▶ [PROMPT]: The expected answer comprises all lines from the entries that contain the string "this".

▶ [EXCERPTED DATA]:
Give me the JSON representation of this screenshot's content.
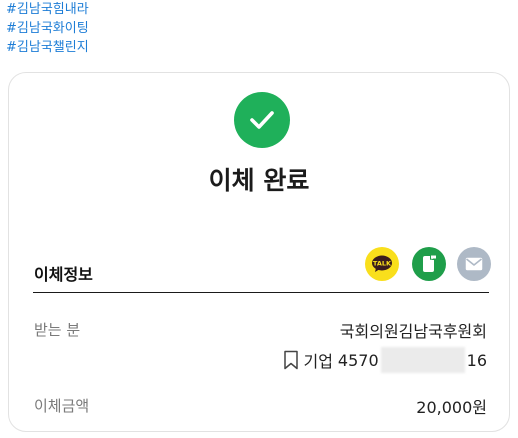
{
  "hashtags": [
    "#김남국힘내라",
    "#김남국화이팅",
    "#김남국챌린지"
  ],
  "receipt": {
    "title": "이체 완료",
    "section_title": "이체정보",
    "share_icons": [
      "kakaotalk-icon",
      "sms-icon",
      "mail-icon"
    ],
    "recipient_label": "받는 분",
    "recipient_name": "국회의원김남국후원회",
    "bank_name": "기업",
    "account_prefix": "4570",
    "account_suffix": "16",
    "amount_label": "이체금액",
    "amount": "20,000원"
  },
  "colors": {
    "hashtag": "#1d7dd6",
    "success": "#1fb05a",
    "kakao": "#f9df1c",
    "sms": "#1f9e4a",
    "mail": "#aeb9c6"
  }
}
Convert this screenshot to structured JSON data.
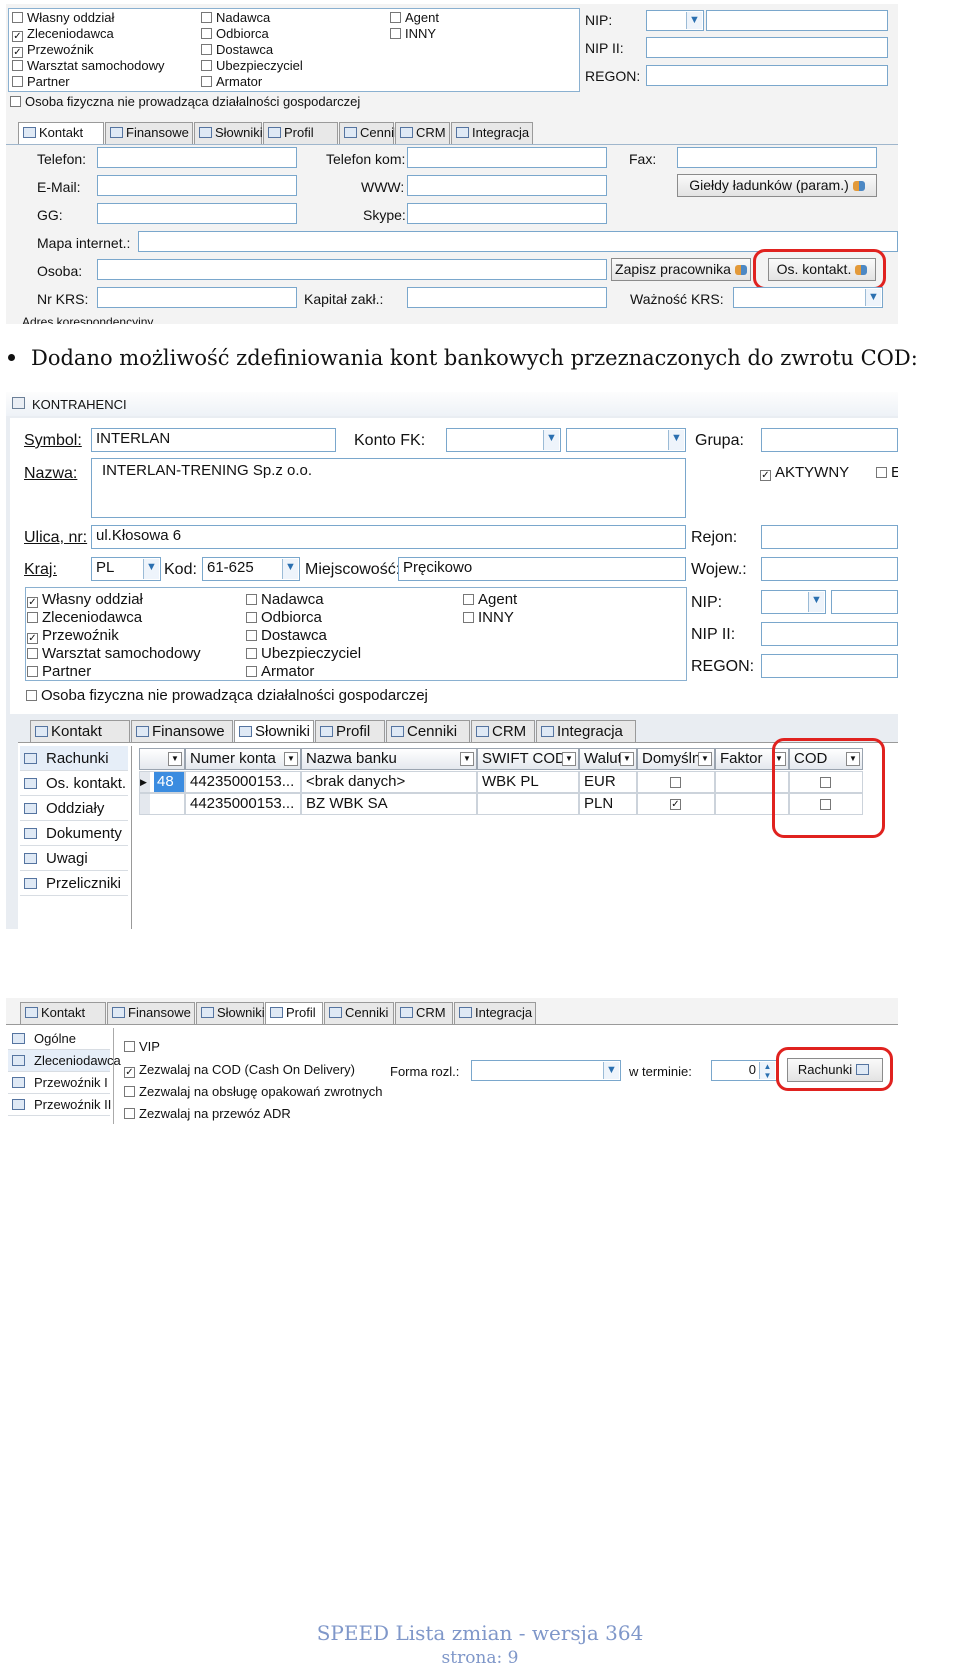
{
  "s1": {
    "col1": [
      "Własny oddział",
      "Zleceniodawca",
      "Przewoźnik",
      "Warsztat samochodowy",
      "Partner"
    ],
    "col1_checked": [
      false,
      true,
      true,
      false,
      false
    ],
    "col2": [
      "Nadawca",
      "Odbiorca",
      "Dostawca",
      "Ubezpieczyciel",
      "Armator"
    ],
    "col3": [
      "Agent",
      "INNY"
    ],
    "nip": "NIP:",
    "nip2": "NIP II:",
    "regon": "REGON:",
    "osoba_fiz": "Osoba fizyczna nie prowadząca działalności gospodarczej",
    "tabs": [
      "Kontakt",
      "Finansowe",
      "Słowniki",
      "Profil",
      "Cenniki",
      "CRM",
      "Integracja"
    ],
    "telefon": "Telefon:",
    "telefon_kom": "Telefon kom:",
    "fax": "Fax:",
    "email": "E-Mail:",
    "www": "WWW:",
    "gieldy": "Giełdy ładunków (param.)",
    "gg": "GG:",
    "skype": "Skype:",
    "mapa": "Mapa internet.:",
    "osoba": "Osoba:",
    "zapisz": "Zapisz pracownika",
    "os_kontakt": "Os. kontakt.",
    "nr_krs": "Nr KRS:",
    "kapital": "Kapitał zakł.:",
    "waznosc": "Ważność KRS:",
    "adres": "Adres korespondencyjny"
  },
  "bullet": "Dodano możliwość zdefiniowania kont bankowych przeznaczonych do zwrotu COD:",
  "s2": {
    "title": "KONTRAHENCI",
    "symbol_lbl": "Symbol:",
    "symbol": "INTERLAN",
    "konto_fk": "Konto FK:",
    "grupa": "Grupa:",
    "nazwa_lbl": "Nazwa:",
    "nazwa": "INTERLAN-TRENING Sp.z o.o.",
    "aktywny": "AKTYWNY",
    "e_cut": "E",
    "ulica_lbl": "Ulica, nr:",
    "ulica": "ul.Kłosowa 6",
    "rejon": "Rejon:",
    "kraj_lbl": "Kraj:",
    "kraj": "PL",
    "kod_lbl": "Kod:",
    "kod": "61-625",
    "miejsc_lbl": "Miejscowość:",
    "miejsc": "Pręcikowo",
    "wojew": "Wojew.:",
    "nip": "NIP:",
    "nip2": "NIP II:",
    "regon": "REGON:",
    "col1": [
      "Własny oddział",
      "Zleceniodawca",
      "Przewoźnik",
      "Warsztat samochodowy",
      "Partner"
    ],
    "col1_checked": [
      true,
      false,
      true,
      false,
      false
    ],
    "col2": [
      "Nadawca",
      "Odbiorca",
      "Dostawca",
      "Ubezpieczyciel",
      "Armator"
    ],
    "col3": [
      "Agent",
      "INNY"
    ],
    "osoba_fiz": "Osoba fizyczna nie prowadząca działalności gospodarczej",
    "tabs": [
      "Kontakt",
      "Finansowe",
      "Słowniki",
      "Profil",
      "Cenniki",
      "CRM",
      "Integracja"
    ],
    "side": [
      "Rachunki",
      "Os. kontakt.",
      "Oddziały",
      "Dokumenty",
      "Uwagi",
      "Przeliczniki"
    ],
    "columns": [
      "Numer konta",
      "Nazwa banku",
      "SWIFT COD",
      "Walut",
      "Domyśln",
      "Faktor",
      "COD"
    ],
    "rows": [
      {
        "id": "48",
        "konto": "44235000153...",
        "bank": "<brak danych>",
        "swift": "WBK PL",
        "waluta": "EUR",
        "domyslny": false,
        "cod": false
      },
      {
        "id": "",
        "konto": "44235000153...",
        "bank": "BZ WBK SA",
        "swift": "",
        "waluta": "PLN",
        "domyslny": true,
        "cod": false
      }
    ]
  },
  "s3": {
    "tabs": [
      "Kontakt",
      "Finansowe",
      "Słowniki",
      "Profil",
      "Cenniki",
      "CRM",
      "Integracja"
    ],
    "side": [
      "Ogólne",
      "Zleceniodawca",
      "Przewoźnik I",
      "Przewoźnik II"
    ],
    "vip": "VIP",
    "cod": "Zezwalaj na COD (Cash On Delivery)",
    "opak": "Zezwalaj na obsługę opakowań zwrotnych",
    "adr": "Zezwalaj na przewóz ADR",
    "forma": "Forma rozl.:",
    "termin": "w terminie:",
    "termin_val": "0",
    "rachunki": "Rachunki"
  },
  "footer": {
    "title": "SPEED Lista zmian - wersja 364",
    "page": "strona: 9"
  }
}
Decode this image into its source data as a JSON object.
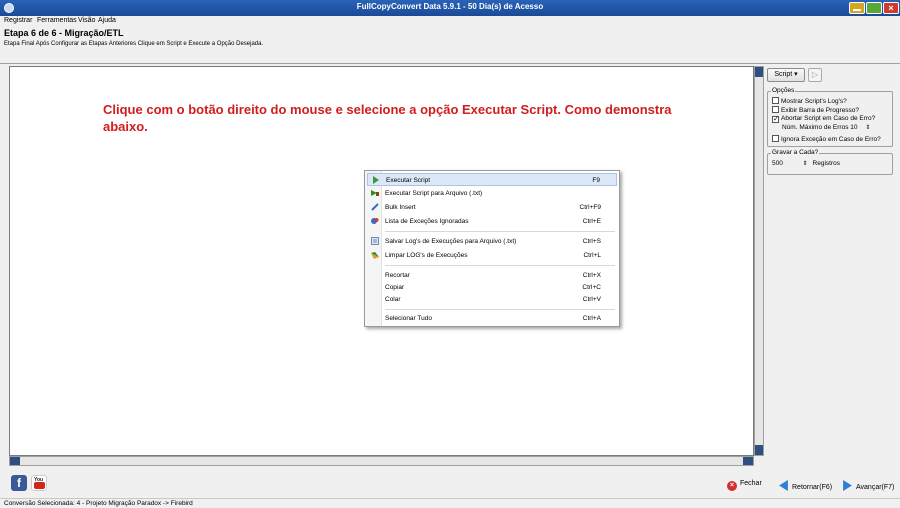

▶ [RESULT]:
Give me the JSON representation of this screenshot's content.
Convert this screenshot to structured JSON data.
Decode this image into its source data as a JSON object.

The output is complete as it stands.